The transit system said General Manager Daniel Grabauskas notified the trolley operator, Aiden Quinn, on Thursday that he had been discharged.
About 50 people were hurt when the Green Line trolley that Quinn was operating rear-ended another train between the Government Center and Park Street stations last Friday.
Quinn, 24, from Attleboro, Mass., was a two-year employee of the MBTA. He had skipped meetings with MBTA and federal investigators since the crash, saying he was not feeling well, MyFOXBoston.com reported Thursday.
Also Thursday, the MBTA's main labor union reversed course and decided to challenge the transit agency's new ban on the possession or use of cell phones while working.
The Boston Carmen's Union said in a letter Thursday that "the rule is unreasonable under the contract" with subway and trolley drivers. The members said they support some change in policy, but only after it has been negotiated.
Under the new policy, operators caught talking or text-messaging on a cell phone will be discharged immediately.
There will be a 10-day suspension for a first offense of carrying a phone or PDA. A second offense will be punished by a 30-day suspension with recommendation for firing.
The policy change announced Wednesday is the strictest in the nation. The state already bans transit operators from using cell phones while they're on the job.
Transportation Secretary James Aloisi says the policy is designed to avoid a repeat of "the error of judgment" that led to Friday's accident.
ABC News had cited a transit source who said Quinn was hired as a minority because of his transgender status, but the Massachusetts Bay Transportation Authority refuted that claim, saying there was "nothing unusual" in his hiring and that he was picked out of a hiring lottery in 2004.

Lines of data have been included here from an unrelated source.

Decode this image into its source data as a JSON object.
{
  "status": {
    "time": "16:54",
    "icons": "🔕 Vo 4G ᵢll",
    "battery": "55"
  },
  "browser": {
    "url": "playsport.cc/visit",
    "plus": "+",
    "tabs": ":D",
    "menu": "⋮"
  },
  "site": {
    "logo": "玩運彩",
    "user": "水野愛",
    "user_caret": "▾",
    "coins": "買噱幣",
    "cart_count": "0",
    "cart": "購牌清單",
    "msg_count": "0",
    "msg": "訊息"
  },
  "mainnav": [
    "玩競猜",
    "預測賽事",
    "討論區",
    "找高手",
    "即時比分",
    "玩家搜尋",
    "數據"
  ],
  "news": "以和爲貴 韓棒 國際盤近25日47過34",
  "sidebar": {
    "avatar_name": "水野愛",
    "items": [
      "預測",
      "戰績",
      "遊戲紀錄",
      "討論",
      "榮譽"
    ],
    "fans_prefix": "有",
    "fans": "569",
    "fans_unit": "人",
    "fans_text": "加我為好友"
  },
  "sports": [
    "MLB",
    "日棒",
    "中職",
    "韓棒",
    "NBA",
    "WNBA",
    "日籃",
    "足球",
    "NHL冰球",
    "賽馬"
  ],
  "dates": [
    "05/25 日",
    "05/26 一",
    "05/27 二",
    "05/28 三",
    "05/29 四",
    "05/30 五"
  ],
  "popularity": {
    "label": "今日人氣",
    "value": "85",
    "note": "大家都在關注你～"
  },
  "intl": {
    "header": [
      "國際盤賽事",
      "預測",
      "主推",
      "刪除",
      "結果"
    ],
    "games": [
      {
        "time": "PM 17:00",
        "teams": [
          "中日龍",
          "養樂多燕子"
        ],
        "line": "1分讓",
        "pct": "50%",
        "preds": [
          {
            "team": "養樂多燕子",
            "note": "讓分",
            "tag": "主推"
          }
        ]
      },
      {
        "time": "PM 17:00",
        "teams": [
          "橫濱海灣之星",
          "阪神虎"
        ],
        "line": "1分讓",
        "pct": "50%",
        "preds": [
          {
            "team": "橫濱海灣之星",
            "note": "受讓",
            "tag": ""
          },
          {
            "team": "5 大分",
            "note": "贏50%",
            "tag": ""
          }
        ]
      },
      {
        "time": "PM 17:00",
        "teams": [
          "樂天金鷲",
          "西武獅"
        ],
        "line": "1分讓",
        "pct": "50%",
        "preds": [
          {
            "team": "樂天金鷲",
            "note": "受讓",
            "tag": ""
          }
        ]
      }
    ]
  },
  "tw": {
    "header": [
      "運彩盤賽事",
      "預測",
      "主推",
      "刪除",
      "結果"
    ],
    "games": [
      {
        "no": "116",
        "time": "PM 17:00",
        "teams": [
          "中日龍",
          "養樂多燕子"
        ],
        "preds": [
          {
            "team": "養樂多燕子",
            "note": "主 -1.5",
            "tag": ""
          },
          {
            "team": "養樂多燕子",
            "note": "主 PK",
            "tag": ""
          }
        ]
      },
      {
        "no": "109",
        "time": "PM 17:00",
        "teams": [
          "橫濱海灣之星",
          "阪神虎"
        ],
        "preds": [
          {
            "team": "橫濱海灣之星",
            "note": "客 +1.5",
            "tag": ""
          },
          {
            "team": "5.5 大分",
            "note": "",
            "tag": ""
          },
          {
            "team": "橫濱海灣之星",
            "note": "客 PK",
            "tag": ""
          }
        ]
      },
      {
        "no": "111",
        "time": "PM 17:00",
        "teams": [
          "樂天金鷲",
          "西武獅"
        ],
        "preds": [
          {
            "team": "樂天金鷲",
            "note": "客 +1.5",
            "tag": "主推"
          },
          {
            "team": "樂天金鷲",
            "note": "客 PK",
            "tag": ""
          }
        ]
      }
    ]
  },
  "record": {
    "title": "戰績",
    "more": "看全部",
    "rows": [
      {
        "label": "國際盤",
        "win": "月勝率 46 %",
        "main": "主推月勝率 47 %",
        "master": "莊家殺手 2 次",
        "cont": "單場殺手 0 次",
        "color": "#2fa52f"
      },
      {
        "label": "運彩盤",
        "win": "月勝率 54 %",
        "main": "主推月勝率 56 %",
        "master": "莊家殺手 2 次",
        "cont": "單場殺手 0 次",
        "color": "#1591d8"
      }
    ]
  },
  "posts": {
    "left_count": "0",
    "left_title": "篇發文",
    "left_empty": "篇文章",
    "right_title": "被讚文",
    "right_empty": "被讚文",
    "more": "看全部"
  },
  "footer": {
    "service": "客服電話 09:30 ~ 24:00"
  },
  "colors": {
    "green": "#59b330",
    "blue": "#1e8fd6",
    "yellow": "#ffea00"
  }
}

Quinn may face criminal charges for his role in the crash, which occurred when his car ran a red light. Some passengers had to be taken away on stretchers. Quinn suffered a broken wrist.
Damages from the accident are expected to top $9 million dollars, according to the MBTA.
The Associated Press contributed to this report.